In recent years the interest in comparative study of media systems has perked up within the field of media/mass communication studies. The course aims to contribute to this growing interest in understanding what shapes media systems and how they in turn shape societies. The course will address media systems in Europe and the world in relation to technological, economic, political, social and cultural changes that influence their development. The course will analyze these changes in a comparative way, engaging with recent methods of comparative analyses of media systems.
Over the last decades, many countries in Europe, America, Asia and Africa have made the transition from dictatorial to democratic systems. However, after the political transition, which frequently occurs in very short periods of time, there are a series of social, institutional and cultural changes. These changes allow firstly the establishment of values that give meaning to the democratic public space and, in addiction, the adjustments from the past to facilitate a better coexistence between citizens in the current nation.

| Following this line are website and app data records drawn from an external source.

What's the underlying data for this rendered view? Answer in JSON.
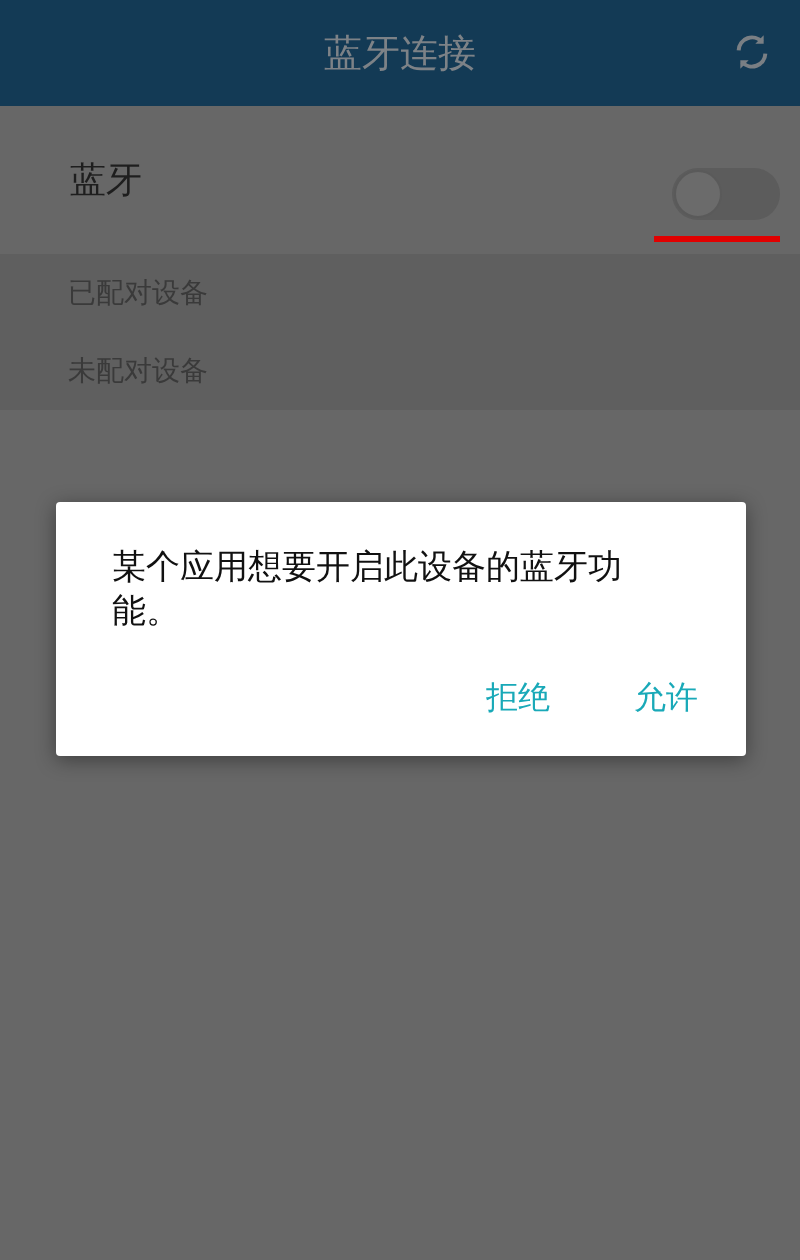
{
  "header": {
    "title": "蓝牙连接"
  },
  "bluetooth": {
    "label": "蓝牙",
    "on": false
  },
  "sections": [
    "已配对设备",
    "未配对设备"
  ],
  "dialog": {
    "message": "某个应用想要开启此设备的蓝牙功能。",
    "buttons": [
      "拒绝",
      "允许"
    ]
  }
}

This course is in 2014 intended as a contribution to the comparative study of transitional processes with special emphasis on the politics of the media.
The course will also host a methodological workshop with new insights into novel comparative research methods.
Each year the topic of the course will focus on one, or a combination, of areas which define media systems: media markets (including aspects of ownership structures, concentration, audience behavior and media use, etc.), media and state (including media policy and regulation), political parallelism (or the relationship of the media, journalists, and the political sphere, including political communication and political culture), and professionalization of the journalists and the media.